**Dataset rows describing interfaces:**
=== Begin Enclosure ===

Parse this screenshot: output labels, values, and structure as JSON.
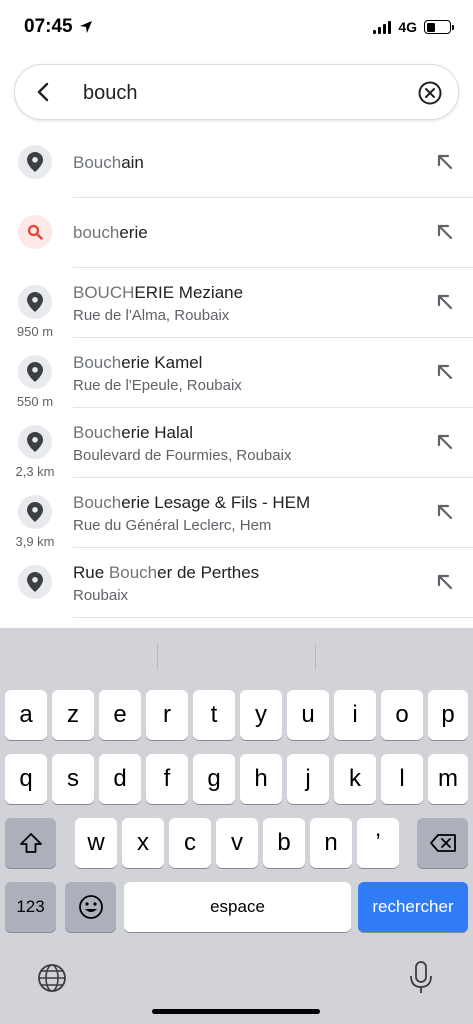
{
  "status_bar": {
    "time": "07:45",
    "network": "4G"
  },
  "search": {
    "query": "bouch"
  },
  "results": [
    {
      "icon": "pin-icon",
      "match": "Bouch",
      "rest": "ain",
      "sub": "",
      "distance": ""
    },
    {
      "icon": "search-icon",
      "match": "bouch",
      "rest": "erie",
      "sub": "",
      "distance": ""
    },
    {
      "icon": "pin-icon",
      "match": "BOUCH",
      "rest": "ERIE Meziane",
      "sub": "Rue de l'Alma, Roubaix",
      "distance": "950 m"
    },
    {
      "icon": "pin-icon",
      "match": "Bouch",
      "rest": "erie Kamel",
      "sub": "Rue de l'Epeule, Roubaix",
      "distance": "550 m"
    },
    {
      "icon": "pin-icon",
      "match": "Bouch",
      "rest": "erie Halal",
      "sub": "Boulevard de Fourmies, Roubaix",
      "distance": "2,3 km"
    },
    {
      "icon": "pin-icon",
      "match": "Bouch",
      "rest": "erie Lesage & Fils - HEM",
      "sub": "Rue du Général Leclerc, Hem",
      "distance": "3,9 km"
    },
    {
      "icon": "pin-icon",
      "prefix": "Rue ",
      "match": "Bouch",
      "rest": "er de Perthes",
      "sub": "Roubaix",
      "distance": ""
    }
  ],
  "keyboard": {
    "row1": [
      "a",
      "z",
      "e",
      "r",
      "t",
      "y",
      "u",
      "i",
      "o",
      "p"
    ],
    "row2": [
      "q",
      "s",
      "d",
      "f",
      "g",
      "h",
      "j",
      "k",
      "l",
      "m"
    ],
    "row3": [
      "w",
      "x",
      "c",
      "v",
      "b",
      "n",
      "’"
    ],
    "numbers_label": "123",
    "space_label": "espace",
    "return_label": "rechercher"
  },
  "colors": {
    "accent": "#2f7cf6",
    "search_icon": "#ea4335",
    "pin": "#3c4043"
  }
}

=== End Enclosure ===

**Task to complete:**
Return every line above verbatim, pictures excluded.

**Answer to this exercise:**
Parse this screenshot: output labels, values, and structure as JSON.
{
  "status_bar": {
    "time": "07:45",
    "network": "4G"
  },
  "search": {
    "query": "bouch"
  },
  "results": [
    {
      "icon": "pin-icon",
      "match": "Bouch",
      "rest": "ain",
      "sub": "",
      "distance": ""
    },
    {
      "icon": "search-icon",
      "match": "bouch",
      "rest": "erie",
      "sub": "",
      "distance": ""
    },
    {
      "icon": "pin-icon",
      "match": "BOUCH",
      "rest": "ERIE Meziane",
      "sub": "Rue de l'Alma, Roubaix",
      "distance": "950 m"
    },
    {
      "icon": "pin-icon",
      "match": "Bouch",
      "rest": "erie Kamel",
      "sub": "Rue de l'Epeule, Roubaix",
      "distance": "550 m"
    },
    {
      "icon": "pin-icon",
      "match": "Bouch",
      "rest": "erie Halal",
      "sub": "Boulevard de Fourmies, Roubaix",
      "distance": "2,3 km"
    },
    {
      "icon": "pin-icon",
      "match": "Bouch",
      "rest": "erie Lesage & Fils - HEM",
      "sub": "Rue du Général Leclerc, Hem",
      "distance": "3,9 km"
    },
    {
      "icon": "pin-icon",
      "prefix": "Rue ",
      "match": "Bouch",
      "rest": "er de Perthes",
      "sub": "Roubaix",
      "distance": ""
    }
  ],
  "keyboard": {
    "row1": [
      "a",
      "z",
      "e",
      "r",
      "t",
      "y",
      "u",
      "i",
      "o",
      "p"
    ],
    "row2": [
      "q",
      "s",
      "d",
      "f",
      "g",
      "h",
      "j",
      "k",
      "l",
      "m"
    ],
    "row3": [
      "w",
      "x",
      "c",
      "v",
      "b",
      "n",
      "’"
    ],
    "numbers_label": "123",
    "space_label": "espace",
    "return_label": "rechercher"
  },
  "colors": {
    "accent": "#2f7cf6",
    "search_icon": "#ea4335",
    "pin": "#3c4043"
  }
}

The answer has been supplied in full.